WORK ITEM
Please retype the data below line for line and leave out every picture.

(DATA FOR PROCESSING begins)

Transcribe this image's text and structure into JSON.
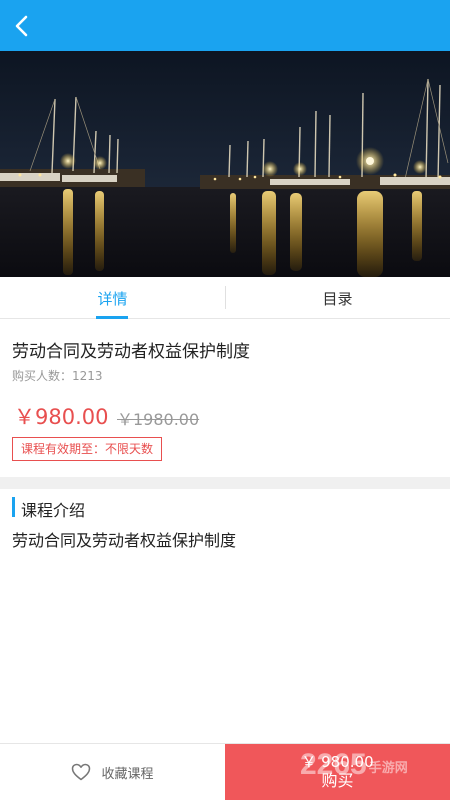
{
  "nav": {
    "back_icon": "chevron-left-icon"
  },
  "tabs": [
    {
      "label": "详情",
      "active": true
    },
    {
      "label": "目录",
      "active": false
    }
  ],
  "course": {
    "title": "劳动合同及劳动者权益保护制度",
    "buyers": "购买人数：1213",
    "price": "￥980.00",
    "original_price": "￥1980.00",
    "validity": "课程有效期至：不限天数"
  },
  "intro": {
    "heading": "课程介绍",
    "text": "劳动合同及劳动者权益保护制度"
  },
  "bottom": {
    "favorite_label": "收藏课程",
    "favorite_icon": "heart-outline-icon",
    "buy_price": "￥ 980.00",
    "buy_label": "购买"
  },
  "watermark": {
    "text": "2265",
    "sub": "手游网"
  },
  "colors": {
    "primary": "#1aa3f0",
    "price": "#e84f4f",
    "buy_bg": "#f0575a"
  }
}
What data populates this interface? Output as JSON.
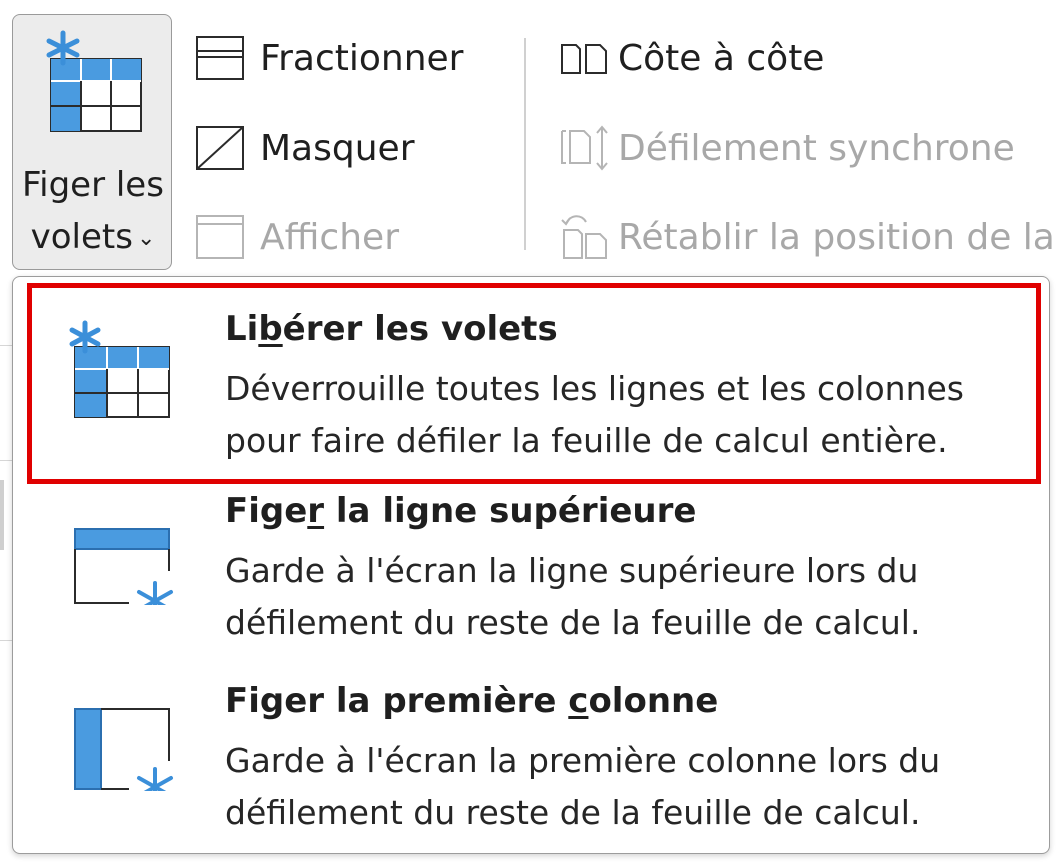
{
  "ribbon": {
    "freeze_button": {
      "line1": "Figer les",
      "line2": "volets",
      "chevron": "⌄",
      "icon": "freeze-panes-icon"
    },
    "window_group": [
      {
        "label": "Fractionner",
        "icon": "split-icon",
        "enabled": true
      },
      {
        "label": "Masquer",
        "icon": "hide-icon",
        "enabled": true
      },
      {
        "label": "Afficher",
        "icon": "unhide-icon",
        "enabled": false
      }
    ],
    "compare_group": [
      {
        "label": "Côte à côte",
        "icon": "side-by-side-icon",
        "enabled": true
      },
      {
        "label": "Défilement synchrone",
        "icon": "sync-scroll-icon",
        "enabled": false
      },
      {
        "label": "Rétablir la position de la",
        "icon": "reset-position-icon",
        "enabled": false
      }
    ]
  },
  "menu": {
    "items": [
      {
        "title_pre": "Li",
        "title_key": "b",
        "title_post": "érer les volets",
        "desc1": "Déverrouille toutes les lignes et les colonnes",
        "desc2": "pour faire défiler la feuille de calcul entière.",
        "icon": "unfreeze-panes-icon",
        "highlighted": true
      },
      {
        "title_pre": "Fige",
        "title_key": "r",
        "title_post": " la ligne supérieure",
        "desc1": "Garde à l'écran la ligne supérieure lors du",
        "desc2": "défilement du reste de la feuille de calcul.",
        "icon": "freeze-top-row-icon",
        "highlighted": false
      },
      {
        "title_pre": "Figer la première ",
        "title_key": "c",
        "title_post": "olonne",
        "desc1": "Garde à l'écran la première colonne lors du",
        "desc2": "défilement du reste de la feuille de calcul.",
        "icon": "freeze-first-column-icon",
        "highlighted": false
      }
    ]
  },
  "colors": {
    "accent_blue": "#3b8fd9",
    "highlight_red": "#e00000",
    "disabled_text": "#a8a8a8"
  }
}
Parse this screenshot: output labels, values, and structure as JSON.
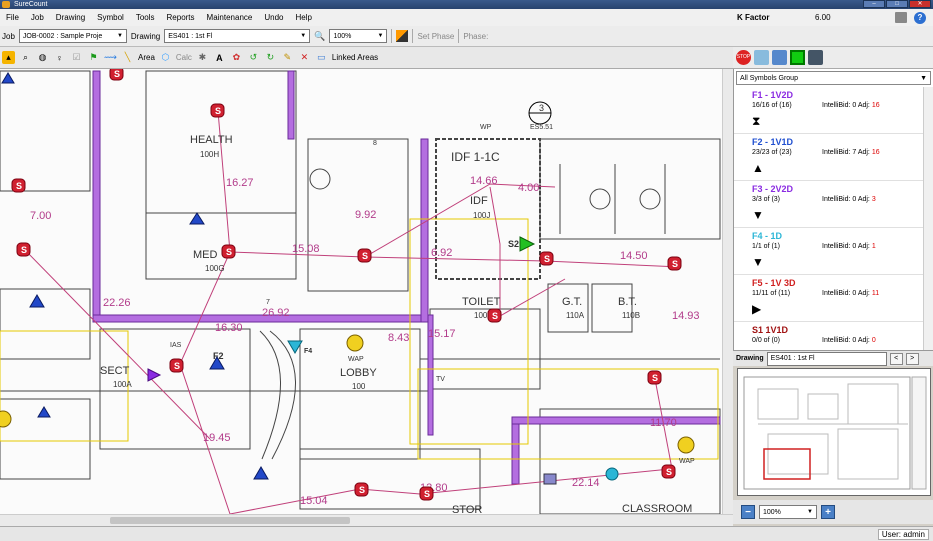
{
  "app": {
    "title": "SureCount"
  },
  "menu": [
    "File",
    "Job",
    "Drawing",
    "Symbol",
    "Tools",
    "Reports",
    "Maintenance",
    "Undo",
    "Help"
  ],
  "kfactor": {
    "label": "K Factor",
    "value": "6.00"
  },
  "toolbar": {
    "job_label": "Job",
    "job_value": "JOB-0002 : Sample Proje",
    "drawing_label": "Drawing",
    "drawing_value": "ES401 : 1st Fl",
    "zoom_value": "100%",
    "set_phase": "Set Phase",
    "phase_label": "Phase:",
    "area_label": "Area",
    "calc_label": "Calc",
    "linked_areas": "Linked Areas"
  },
  "symbols": {
    "group": "All Symbols Group",
    "items": [
      {
        "name": "F1 - 1V2D",
        "color": "#8a2be2",
        "count": "16/16 of (16)",
        "ib": "IntelliBid: 0",
        "adj_label": "Adj:",
        "adj": "16",
        "icon": "hourglass-icon"
      },
      {
        "name": "F2 - 1V1D",
        "color": "#1f4fd0",
        "count": "23/23 of (23)",
        "ib": "IntelliBid: 7",
        "adj_label": "Adj:",
        "adj": "16",
        "icon": "triangle-icon"
      },
      {
        "name": "F3 - 2V2D",
        "color": "#8a2be2",
        "count": "3/3 of (3)",
        "ib": "IntelliBid: 0",
        "adj_label": "Adj:",
        "adj": "3",
        "icon": "down-triangle-icon"
      },
      {
        "name": "F4 - 1D",
        "color": "#2bb6d6",
        "count": "1/1 of (1)",
        "ib": "IntelliBid: 0",
        "adj_label": "Adj:",
        "adj": "1",
        "icon": "down-triangle-icon"
      },
      {
        "name": "F5 - 1V 3D",
        "color": "#d02020",
        "count": "11/11 of (11)",
        "ib": "IntelliBid: 0",
        "adj_label": "Adj:",
        "adj": "11",
        "icon": "play-icon"
      },
      {
        "name": "S1 1V1D",
        "color": "#a01010",
        "count": "0/0 of (0)",
        "ib": "IntelliBid: 0",
        "adj_label": "Adj:",
        "adj": "0",
        "icon": "square-icon"
      }
    ]
  },
  "drawing_panel": {
    "label": "Drawing",
    "value": "ES401 : 1st Fl"
  },
  "zoom_panel": {
    "value": "100%"
  },
  "status": {
    "user": "User: admin"
  },
  "plan": {
    "rooms": [
      "HEALTH",
      "100H",
      "MED",
      "100G",
      "IDF 1-1C",
      "IDF",
      "100J",
      "TOILET",
      "100K",
      "G.T.",
      "110A",
      "B.T.",
      "110B",
      "SECT",
      "100A",
      "LOBBY",
      "100",
      "CLASSROOM",
      "STOR"
    ],
    "measurements": [
      "16.27",
      "15.08",
      "9.92",
      "14.66",
      "4.00",
      "6.92",
      "14.50",
      "22.26",
      "7.00",
      "26.92",
      "8.43",
      "15.17",
      "19.45",
      "15.04",
      "12.80",
      "22.14",
      "11.70",
      "14.93",
      "16.30"
    ],
    "tags": [
      "S2",
      "WAP",
      "IAS",
      "TV",
      "F2",
      "F4",
      "ES5.51",
      "3",
      "8",
      "7",
      "WP"
    ]
  }
}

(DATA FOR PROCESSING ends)

ANSWER SECTION
Transcribe this image's text and structure into JSON.
{
  "nav": {
    "back_icon": "chevron-left-icon"
  },
  "tabs": [
    {
      "label": "详情",
      "active": true
    },
    {
      "label": "目录",
      "active": false
    }
  ],
  "course": {
    "title": "劳动合同及劳动者权益保护制度",
    "buyers": "购买人数：1213",
    "price": "￥980.00",
    "original_price": "￥1980.00",
    "validity": "课程有效期至：不限天数"
  },
  "intro": {
    "heading": "课程介绍",
    "text": "劳动合同及劳动者权益保护制度"
  },
  "bottom": {
    "favorite_label": "收藏课程",
    "favorite_icon": "heart-outline-icon",
    "buy_price": "￥ 980.00",
    "buy_label": "购买"
  },
  "watermark": {
    "text": "2265",
    "sub": "手游网"
  },
  "colors": {
    "primary": "#1aa3f0",
    "price": "#e84f4f",
    "buy_bg": "#f0575a"
  }
}
What data populates this interface? Output as JSON.
{
  "ribbon": {
    "freeze_button": {
      "line1": "Figer les",
      "line2": "volets",
      "chevron": "⌄",
      "icon": "freeze-panes-icon"
    },
    "window_group": [
      {
        "label": "Fractionner",
        "icon": "split-icon",
        "enabled": true
      },
      {
        "label": "Masquer",
        "icon": "hide-icon",
        "enabled": true
      },
      {
        "label": "Afficher",
        "icon": "unhide-icon",
        "enabled": false
      }
    ],
    "compare_group": [
      {
        "label": "Côte à côte",
        "icon": "side-by-side-icon",
        "enabled": true
      },
      {
        "label": "Défilement synchrone",
        "icon": "sync-scroll-icon",
        "enabled": false
      },
      {
        "label": "Rétablir la position de la",
        "icon": "reset-position-icon",
        "enabled": false
      }
    ]
  },
  "menu": {
    "items": [
      {
        "title_pre": "Li",
        "title_key": "b",
        "title_post": "érer les volets",
        "desc1": "Déverrouille toutes les lignes et les colonnes",
        "desc2": "pour faire défiler la feuille de calcul entière.",
        "icon": "unfreeze-panes-icon",
        "highlighted": true
      },
      {
        "title_pre": "Fige",
        "title_key": "r",
        "title_post": " la ligne supérieure",
        "desc1": "Garde à l'écran la ligne supérieure lors du",
        "desc2": "défilement du reste de la feuille de calcul.",
        "icon": "freeze-top-row-icon",
        "highlighted": false
      },
      {
        "title_pre": "Figer la première ",
        "title_key": "c",
        "title_post": "olonne",
        "desc1": "Garde à l'écran la première colonne lors du",
        "desc2": "défilement du reste de la feuille de calcul.",
        "icon": "freeze-first-column-icon",
        "highlighted": false
      }
    ]
  },
  "colors": {
    "accent_blue": "#3b8fd9",
    "highlight_red": "#e00000",
    "disabled_text": "#a8a8a8"
  }
}
Parse this screenshot: output labels, values, and structure as JSON.
{
  "app": {
    "title": "SureCount"
  },
  "menu": [
    "File",
    "Job",
    "Drawing",
    "Symbol",
    "Tools",
    "Reports",
    "Maintenance",
    "Undo",
    "Help"
  ],
  "kfactor": {
    "label": "K Factor",
    "value": "6.00"
  },
  "toolbar": {
    "job_label": "Job",
    "job_value": "JOB-0002 : Sample Proje",
    "drawing_label": "Drawing",
    "drawing_value": "ES401 : 1st Fl",
    "zoom_value": "100%",
    "set_phase": "Set Phase",
    "phase_label": "Phase:",
    "area_label": "Area",
    "calc_label": "Calc",
    "linked_areas": "Linked Areas"
  },
  "symbols": {
    "group": "All Symbols Group",
    "items": [
      {
        "name": "F1 - 1V2D",
        "color": "#8a2be2",
        "count": "16/16 of (16)",
        "ib": "IntelliBid: 0",
        "adj_label": "Adj:",
        "adj": "16",
        "icon": "hourglass-icon"
      },
      {
        "name": "F2 - 1V1D",
        "color": "#1f4fd0",
        "count": "23/23 of (23)",
        "ib": "IntelliBid: 7",
        "adj_label": "Adj:",
        "adj": "16",
        "icon": "triangle-icon"
      },
      {
        "name": "F3 - 2V2D",
        "color": "#8a2be2",
        "count": "3/3 of (3)",
        "ib": "IntelliBid: 0",
        "adj_label": "Adj:",
        "adj": "3",
        "icon": "down-triangle-icon"
      },
      {
        "name": "F4 - 1D",
        "color": "#2bb6d6",
        "count": "1/1 of (1)",
        "ib": "IntelliBid: 0",
        "adj_label": "Adj:",
        "adj": "1",
        "icon": "down-triangle-icon"
      },
      {
        "name": "F5 - 1V 3D",
        "color": "#d02020",
        "count": "11/11 of (11)",
        "ib": "IntelliBid: 0",
        "adj_label": "Adj:",
        "adj": "11",
        "icon": "play-icon"
      },
      {
        "name": "S1 1V1D",
        "color": "#a01010",
        "count": "0/0 of (0)",
        "ib": "IntelliBid: 0",
        "adj_label": "Adj:",
        "adj": "0",
        "icon": "square-icon"
      }
    ]
  },
  "drawing_panel": {
    "label": "Drawing",
    "value": "ES401 : 1st Fl"
  },
  "zoom_panel": {
    "value": "100%"
  },
  "status": {
    "user": "User: admin"
  },
  "plan": {
    "rooms": [
      "HEALTH",
      "100H",
      "MED",
      "100G",
      "IDF 1-1C",
      "IDF",
      "100J",
      "TOILET",
      "100K",
      "G.T.",
      "110A",
      "B.T.",
      "110B",
      "SECT",
      "100A",
      "LOBBY",
      "100",
      "CLASSROOM",
      "STOR"
    ],
    "measurements": [
      "16.27",
      "15.08",
      "9.92",
      "14.66",
      "4.00",
      "6.92",
      "14.50",
      "22.26",
      "7.00",
      "26.92",
      "8.43",
      "15.17",
      "19.45",
      "15.04",
      "12.80",
      "22.14",
      "11.70",
      "14.93",
      "16.30"
    ],
    "tags": [
      "S2",
      "WAP",
      "IAS",
      "TV",
      "F2",
      "F4",
      "ES5.51",
      "3",
      "8",
      "7",
      "WP"
    ]
  }
}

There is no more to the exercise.